### [PROBLEM STATEMENT]
Would you copy each line of the data below that has "icon"?

### [EXERCISE DATA]
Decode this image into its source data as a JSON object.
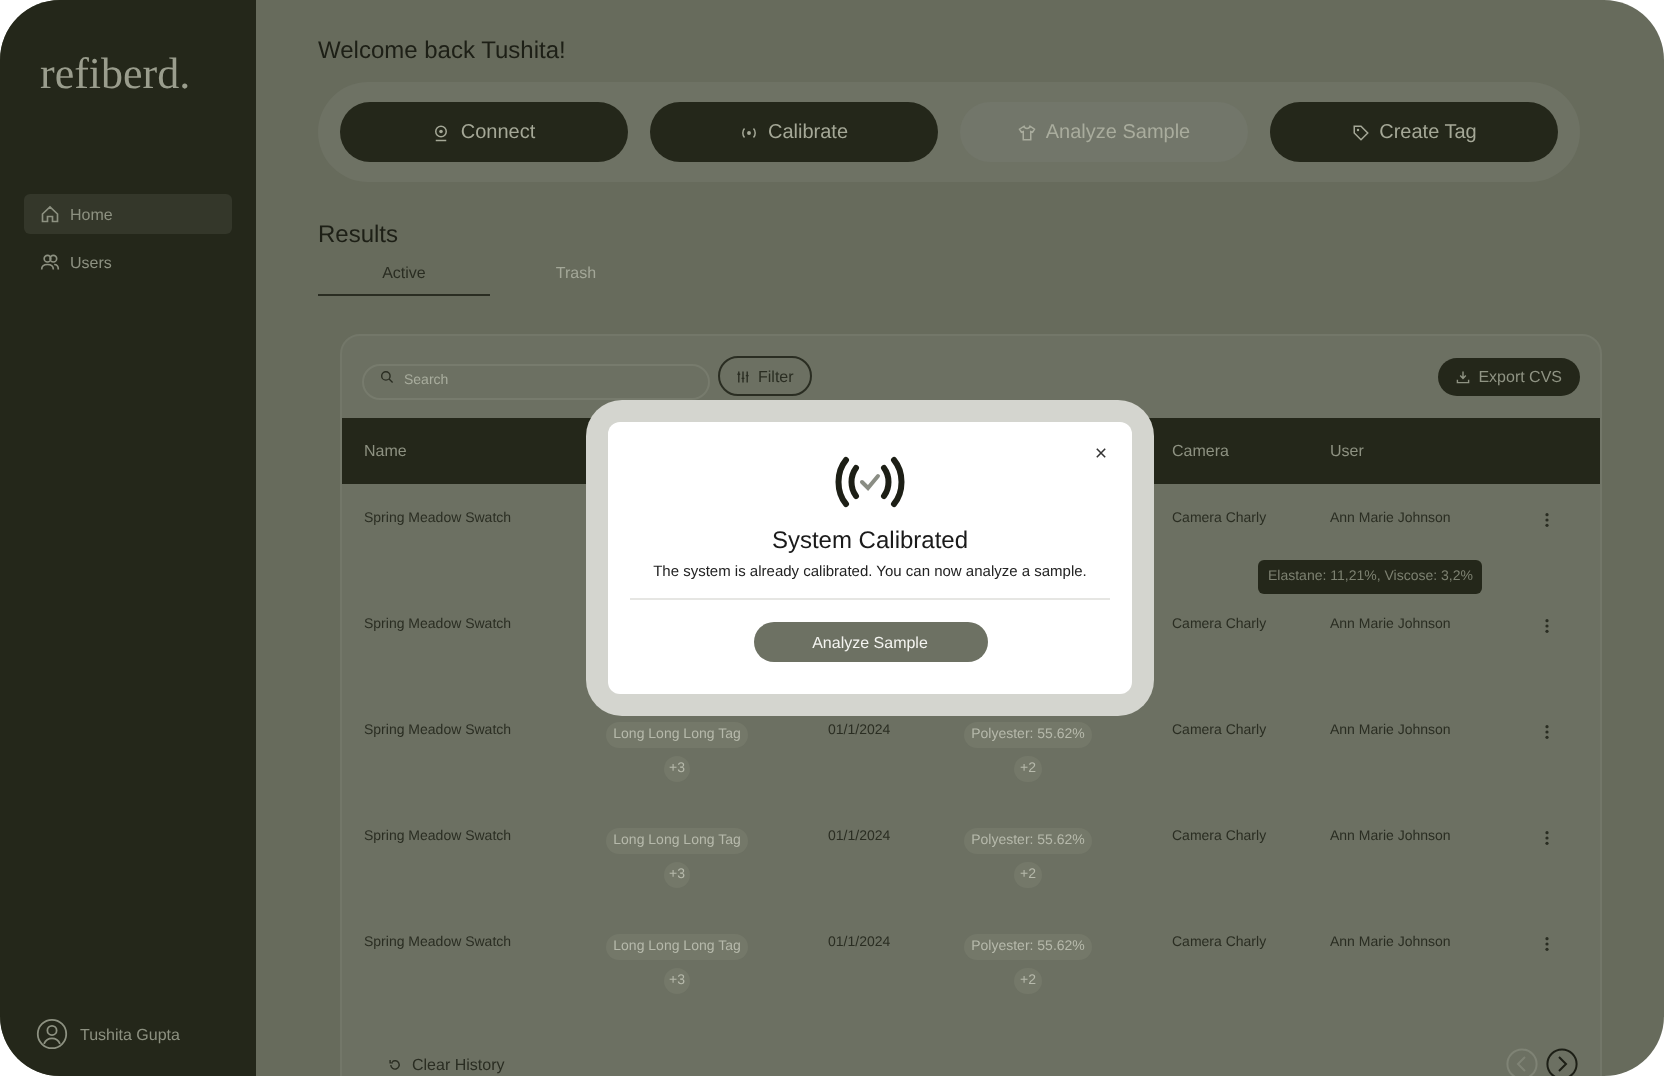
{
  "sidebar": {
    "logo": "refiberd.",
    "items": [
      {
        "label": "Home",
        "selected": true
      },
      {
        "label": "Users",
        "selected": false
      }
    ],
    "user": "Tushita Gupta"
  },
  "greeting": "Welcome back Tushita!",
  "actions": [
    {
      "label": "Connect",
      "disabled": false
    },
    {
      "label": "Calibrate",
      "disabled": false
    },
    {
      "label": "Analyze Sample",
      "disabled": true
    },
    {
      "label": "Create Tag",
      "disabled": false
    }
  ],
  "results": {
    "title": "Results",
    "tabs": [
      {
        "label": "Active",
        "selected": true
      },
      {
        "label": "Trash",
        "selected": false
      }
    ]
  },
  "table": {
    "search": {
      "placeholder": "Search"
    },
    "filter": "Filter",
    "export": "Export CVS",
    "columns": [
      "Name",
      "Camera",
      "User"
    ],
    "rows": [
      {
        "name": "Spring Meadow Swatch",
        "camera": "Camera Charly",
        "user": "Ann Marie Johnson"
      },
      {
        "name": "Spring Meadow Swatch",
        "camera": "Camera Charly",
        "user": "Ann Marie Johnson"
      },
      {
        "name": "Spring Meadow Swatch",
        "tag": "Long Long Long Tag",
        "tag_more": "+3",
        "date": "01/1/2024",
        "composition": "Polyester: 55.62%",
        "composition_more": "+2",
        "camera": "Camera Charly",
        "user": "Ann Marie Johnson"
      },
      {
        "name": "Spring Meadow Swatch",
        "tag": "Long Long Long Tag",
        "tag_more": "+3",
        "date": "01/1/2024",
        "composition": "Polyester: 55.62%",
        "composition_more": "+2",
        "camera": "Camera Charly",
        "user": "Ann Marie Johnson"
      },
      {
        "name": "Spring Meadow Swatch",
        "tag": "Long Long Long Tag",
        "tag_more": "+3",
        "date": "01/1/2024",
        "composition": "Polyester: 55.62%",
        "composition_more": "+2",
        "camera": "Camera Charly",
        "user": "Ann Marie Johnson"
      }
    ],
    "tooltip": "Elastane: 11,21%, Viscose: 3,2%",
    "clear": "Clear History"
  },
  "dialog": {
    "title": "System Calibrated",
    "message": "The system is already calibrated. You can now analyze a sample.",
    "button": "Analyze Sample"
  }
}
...
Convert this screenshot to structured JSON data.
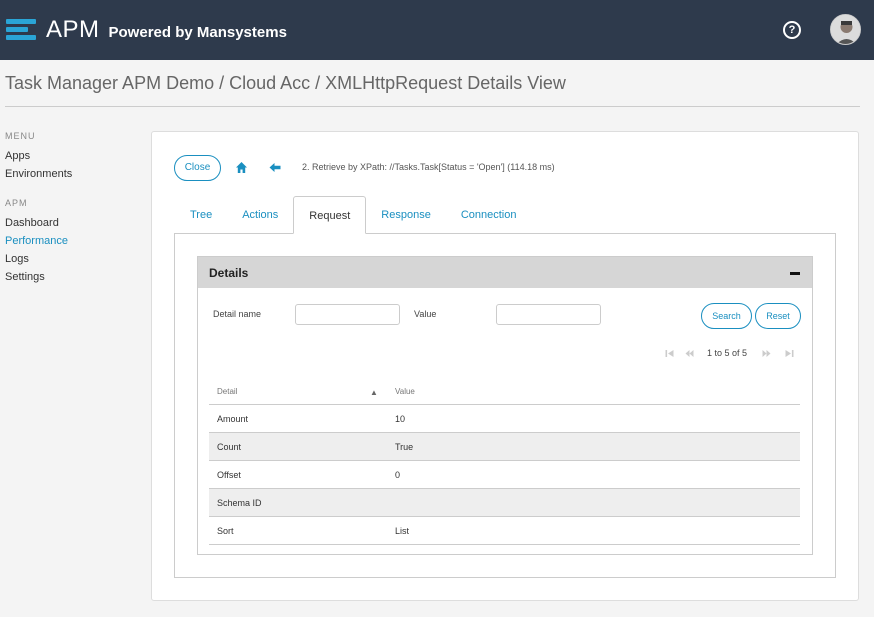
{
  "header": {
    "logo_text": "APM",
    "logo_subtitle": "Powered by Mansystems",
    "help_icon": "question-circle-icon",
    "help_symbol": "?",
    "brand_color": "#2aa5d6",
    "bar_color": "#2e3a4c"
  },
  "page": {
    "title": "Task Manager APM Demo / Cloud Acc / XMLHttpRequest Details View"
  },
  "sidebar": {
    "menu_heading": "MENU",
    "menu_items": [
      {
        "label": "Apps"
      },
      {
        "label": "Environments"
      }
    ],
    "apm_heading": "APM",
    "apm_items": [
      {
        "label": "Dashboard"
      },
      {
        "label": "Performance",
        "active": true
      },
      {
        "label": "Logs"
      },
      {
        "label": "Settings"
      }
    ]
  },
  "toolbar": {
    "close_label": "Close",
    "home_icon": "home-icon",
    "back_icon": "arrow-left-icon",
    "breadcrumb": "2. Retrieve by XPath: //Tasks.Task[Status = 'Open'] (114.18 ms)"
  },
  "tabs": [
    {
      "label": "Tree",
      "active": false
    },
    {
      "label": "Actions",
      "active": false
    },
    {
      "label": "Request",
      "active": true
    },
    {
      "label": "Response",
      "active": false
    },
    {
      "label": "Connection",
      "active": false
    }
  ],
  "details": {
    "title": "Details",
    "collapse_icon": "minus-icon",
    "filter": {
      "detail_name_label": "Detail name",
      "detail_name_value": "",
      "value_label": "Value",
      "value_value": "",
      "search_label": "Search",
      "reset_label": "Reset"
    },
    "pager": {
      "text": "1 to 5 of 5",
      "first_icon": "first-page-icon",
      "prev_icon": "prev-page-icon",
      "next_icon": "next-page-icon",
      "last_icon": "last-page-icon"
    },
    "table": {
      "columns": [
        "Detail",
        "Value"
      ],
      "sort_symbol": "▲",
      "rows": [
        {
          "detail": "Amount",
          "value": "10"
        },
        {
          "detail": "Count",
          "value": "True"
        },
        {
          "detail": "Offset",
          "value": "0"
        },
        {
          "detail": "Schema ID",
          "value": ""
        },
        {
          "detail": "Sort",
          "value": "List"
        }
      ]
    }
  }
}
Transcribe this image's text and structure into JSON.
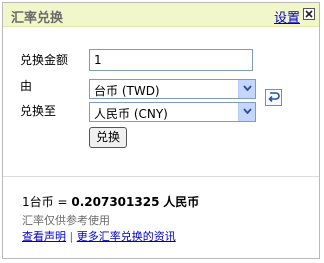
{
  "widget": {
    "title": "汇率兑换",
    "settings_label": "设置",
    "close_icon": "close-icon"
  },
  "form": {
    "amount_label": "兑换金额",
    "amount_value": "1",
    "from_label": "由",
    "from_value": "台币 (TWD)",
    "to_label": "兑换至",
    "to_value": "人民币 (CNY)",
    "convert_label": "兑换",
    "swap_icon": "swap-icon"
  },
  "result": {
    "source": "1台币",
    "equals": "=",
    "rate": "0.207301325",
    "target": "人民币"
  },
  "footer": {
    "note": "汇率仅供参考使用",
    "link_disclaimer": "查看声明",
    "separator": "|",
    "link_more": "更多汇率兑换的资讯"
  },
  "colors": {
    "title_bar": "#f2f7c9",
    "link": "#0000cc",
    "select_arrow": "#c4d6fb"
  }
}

### [RESPONSE FOR THIS EXERCISE]
    "help_icon": "question-circle-icon",
    "home_icon": "home-icon",
    "back_icon": "arrow-left-icon",
    "collapse_icon": "minus-icon",
      "first_icon": "first-page-icon",
      "prev_icon": "prev-page-icon",
      "next_icon": "next-page-icon",
      "last_icon": "last-page-icon"
    "close_icon": "close-icon"
    "swap_icon": "swap-icon"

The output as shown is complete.